** WHAT TO WORK ON **
Count only the lines of the records that hold "room", then give the number without any other words.

[Data items]
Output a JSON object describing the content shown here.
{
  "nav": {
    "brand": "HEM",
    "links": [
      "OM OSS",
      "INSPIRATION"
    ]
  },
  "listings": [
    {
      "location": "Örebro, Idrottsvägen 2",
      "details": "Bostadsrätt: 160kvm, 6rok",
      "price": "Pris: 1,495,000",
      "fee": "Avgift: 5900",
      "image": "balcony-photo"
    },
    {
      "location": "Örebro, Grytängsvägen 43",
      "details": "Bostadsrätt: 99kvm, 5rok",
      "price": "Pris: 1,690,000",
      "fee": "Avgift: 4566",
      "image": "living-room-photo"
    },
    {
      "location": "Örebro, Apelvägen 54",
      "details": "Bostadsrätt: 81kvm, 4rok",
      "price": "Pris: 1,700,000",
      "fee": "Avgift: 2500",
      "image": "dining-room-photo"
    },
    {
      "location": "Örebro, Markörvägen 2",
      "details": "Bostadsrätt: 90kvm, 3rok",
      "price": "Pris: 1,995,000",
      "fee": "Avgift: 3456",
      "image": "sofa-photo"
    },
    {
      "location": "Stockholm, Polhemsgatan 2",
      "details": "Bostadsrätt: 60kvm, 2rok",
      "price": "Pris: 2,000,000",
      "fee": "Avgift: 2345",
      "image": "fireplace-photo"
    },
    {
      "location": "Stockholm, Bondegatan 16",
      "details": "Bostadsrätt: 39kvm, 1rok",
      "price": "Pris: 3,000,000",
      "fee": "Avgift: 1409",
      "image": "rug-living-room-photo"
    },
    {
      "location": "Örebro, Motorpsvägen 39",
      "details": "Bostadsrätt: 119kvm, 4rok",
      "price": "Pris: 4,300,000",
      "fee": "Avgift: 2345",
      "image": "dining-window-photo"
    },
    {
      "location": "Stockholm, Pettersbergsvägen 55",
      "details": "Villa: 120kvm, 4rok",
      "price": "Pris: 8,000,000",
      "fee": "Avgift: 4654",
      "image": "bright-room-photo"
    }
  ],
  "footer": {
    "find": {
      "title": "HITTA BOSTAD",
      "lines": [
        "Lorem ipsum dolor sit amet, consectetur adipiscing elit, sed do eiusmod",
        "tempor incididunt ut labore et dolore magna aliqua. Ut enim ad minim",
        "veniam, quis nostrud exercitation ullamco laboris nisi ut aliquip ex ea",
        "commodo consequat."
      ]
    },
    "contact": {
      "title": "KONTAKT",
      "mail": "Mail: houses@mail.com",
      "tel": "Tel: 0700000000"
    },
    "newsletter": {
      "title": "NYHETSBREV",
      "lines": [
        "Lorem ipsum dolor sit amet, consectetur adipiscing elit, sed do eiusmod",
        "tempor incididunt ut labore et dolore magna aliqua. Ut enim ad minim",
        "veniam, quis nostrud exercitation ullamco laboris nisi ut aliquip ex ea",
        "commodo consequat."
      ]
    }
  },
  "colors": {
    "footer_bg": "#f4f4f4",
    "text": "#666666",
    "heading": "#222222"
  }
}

** TASK ANSWER **
4